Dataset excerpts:
==*==

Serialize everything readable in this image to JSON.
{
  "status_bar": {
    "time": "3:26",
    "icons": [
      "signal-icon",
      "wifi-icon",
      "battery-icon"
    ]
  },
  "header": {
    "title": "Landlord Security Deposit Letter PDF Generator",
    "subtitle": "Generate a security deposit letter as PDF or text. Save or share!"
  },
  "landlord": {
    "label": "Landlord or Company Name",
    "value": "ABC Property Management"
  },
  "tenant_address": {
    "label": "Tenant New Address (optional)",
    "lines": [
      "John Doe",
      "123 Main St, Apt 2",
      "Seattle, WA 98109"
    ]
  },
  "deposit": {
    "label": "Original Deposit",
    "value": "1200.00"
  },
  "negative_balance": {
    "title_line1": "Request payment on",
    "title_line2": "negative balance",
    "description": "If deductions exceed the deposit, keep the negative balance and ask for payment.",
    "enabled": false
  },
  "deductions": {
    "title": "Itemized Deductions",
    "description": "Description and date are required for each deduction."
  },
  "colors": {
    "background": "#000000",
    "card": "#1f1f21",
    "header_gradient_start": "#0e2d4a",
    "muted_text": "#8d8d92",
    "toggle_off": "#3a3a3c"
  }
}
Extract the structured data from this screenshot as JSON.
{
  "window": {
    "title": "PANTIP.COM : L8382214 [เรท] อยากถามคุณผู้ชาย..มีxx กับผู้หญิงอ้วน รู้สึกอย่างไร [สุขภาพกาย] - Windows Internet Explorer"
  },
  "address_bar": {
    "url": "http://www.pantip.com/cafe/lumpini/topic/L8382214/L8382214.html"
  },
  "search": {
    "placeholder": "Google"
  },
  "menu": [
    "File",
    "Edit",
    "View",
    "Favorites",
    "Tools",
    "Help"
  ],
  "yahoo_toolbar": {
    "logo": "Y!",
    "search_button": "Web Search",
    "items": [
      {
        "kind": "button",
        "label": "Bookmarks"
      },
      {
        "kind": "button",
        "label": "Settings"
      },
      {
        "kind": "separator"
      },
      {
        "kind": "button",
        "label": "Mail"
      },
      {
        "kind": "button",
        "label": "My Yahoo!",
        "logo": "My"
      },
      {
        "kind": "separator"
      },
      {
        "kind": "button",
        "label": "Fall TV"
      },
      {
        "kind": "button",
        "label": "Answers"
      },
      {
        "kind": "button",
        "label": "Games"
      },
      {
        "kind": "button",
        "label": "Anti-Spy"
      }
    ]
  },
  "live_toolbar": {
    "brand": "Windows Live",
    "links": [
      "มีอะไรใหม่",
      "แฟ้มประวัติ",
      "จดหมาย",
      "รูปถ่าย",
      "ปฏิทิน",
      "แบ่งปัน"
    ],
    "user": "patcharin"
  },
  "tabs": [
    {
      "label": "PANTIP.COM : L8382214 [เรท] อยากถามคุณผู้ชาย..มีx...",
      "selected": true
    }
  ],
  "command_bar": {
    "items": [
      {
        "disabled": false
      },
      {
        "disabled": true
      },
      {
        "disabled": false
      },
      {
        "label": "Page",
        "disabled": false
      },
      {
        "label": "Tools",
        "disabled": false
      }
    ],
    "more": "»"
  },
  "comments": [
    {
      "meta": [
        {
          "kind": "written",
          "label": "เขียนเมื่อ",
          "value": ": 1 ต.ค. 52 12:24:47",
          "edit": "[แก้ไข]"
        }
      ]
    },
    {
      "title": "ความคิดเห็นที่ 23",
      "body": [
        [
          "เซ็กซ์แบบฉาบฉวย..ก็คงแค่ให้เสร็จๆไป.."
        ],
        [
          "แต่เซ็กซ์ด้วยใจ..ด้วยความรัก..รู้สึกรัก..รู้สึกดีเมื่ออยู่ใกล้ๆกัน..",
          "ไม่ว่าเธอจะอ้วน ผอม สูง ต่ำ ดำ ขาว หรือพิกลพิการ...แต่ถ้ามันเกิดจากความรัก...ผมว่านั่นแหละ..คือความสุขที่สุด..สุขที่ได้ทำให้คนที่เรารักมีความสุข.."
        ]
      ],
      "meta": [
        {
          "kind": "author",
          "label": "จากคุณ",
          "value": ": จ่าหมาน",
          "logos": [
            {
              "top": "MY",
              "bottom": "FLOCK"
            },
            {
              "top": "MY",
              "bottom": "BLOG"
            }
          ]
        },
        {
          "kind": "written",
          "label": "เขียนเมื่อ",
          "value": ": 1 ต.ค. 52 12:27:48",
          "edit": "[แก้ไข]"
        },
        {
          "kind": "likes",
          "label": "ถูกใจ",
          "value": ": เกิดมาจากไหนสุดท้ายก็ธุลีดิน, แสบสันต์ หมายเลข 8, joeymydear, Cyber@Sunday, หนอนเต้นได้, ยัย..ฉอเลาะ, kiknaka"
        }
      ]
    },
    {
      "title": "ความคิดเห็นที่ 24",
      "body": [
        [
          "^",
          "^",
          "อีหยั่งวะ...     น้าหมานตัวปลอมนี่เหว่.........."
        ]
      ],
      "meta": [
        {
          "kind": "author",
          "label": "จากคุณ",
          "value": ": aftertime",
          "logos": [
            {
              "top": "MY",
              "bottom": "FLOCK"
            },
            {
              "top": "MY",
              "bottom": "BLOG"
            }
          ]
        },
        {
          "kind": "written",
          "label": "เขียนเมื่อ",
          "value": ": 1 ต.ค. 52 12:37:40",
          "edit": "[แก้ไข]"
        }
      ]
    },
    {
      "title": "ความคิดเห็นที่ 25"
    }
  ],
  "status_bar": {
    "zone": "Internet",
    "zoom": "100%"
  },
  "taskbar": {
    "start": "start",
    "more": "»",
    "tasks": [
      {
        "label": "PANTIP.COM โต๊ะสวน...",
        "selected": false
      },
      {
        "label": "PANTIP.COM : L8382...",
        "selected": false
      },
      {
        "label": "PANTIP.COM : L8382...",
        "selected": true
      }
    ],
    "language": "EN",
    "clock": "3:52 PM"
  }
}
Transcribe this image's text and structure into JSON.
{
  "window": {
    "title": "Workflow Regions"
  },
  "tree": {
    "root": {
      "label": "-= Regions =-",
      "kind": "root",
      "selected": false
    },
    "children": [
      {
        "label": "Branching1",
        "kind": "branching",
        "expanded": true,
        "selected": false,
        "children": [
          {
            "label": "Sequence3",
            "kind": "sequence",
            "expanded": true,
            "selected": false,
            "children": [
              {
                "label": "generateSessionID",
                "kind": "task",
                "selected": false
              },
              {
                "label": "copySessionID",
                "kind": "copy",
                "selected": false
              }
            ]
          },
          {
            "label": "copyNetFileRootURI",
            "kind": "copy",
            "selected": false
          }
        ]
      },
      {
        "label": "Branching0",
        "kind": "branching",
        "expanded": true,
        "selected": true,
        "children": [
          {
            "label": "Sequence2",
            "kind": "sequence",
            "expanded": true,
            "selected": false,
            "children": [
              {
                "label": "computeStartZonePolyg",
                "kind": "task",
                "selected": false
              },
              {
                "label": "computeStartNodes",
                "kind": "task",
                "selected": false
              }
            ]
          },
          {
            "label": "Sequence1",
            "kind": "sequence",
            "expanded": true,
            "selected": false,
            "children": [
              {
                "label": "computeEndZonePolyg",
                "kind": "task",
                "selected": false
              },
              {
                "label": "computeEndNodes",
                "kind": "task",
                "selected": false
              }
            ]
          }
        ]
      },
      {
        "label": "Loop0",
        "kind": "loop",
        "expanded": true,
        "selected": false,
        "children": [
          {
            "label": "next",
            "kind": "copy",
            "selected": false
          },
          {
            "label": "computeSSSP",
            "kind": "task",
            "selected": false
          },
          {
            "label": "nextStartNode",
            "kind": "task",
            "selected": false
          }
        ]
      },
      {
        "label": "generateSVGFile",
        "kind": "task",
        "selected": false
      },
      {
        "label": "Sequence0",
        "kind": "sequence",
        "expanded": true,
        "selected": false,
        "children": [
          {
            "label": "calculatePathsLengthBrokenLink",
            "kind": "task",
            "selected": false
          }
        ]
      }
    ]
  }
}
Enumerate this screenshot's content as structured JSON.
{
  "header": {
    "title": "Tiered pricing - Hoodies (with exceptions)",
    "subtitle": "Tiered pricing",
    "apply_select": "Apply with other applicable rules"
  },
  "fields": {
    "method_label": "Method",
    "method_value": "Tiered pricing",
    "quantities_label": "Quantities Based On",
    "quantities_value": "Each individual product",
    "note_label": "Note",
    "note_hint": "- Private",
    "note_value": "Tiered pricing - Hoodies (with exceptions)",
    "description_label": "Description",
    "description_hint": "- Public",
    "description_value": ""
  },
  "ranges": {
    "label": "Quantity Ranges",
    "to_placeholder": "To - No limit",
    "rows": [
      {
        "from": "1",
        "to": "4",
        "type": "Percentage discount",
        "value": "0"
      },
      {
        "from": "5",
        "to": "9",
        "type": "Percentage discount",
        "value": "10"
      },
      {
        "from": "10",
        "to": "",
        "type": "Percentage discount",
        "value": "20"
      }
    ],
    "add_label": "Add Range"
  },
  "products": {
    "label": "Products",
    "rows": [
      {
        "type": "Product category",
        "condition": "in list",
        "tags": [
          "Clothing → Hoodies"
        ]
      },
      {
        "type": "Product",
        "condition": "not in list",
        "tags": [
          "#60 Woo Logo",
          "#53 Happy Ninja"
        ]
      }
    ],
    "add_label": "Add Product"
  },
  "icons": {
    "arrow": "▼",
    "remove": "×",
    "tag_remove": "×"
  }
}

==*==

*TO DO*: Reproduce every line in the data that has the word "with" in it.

*COMPLETED EXERCISE*:
    "title": "Tiered pricing - Hoodies (with exceptions)",
    "apply_select": "Apply with other applicable rules"
    "note_value": "Tiered pricing - Hoodies (with exceptions)",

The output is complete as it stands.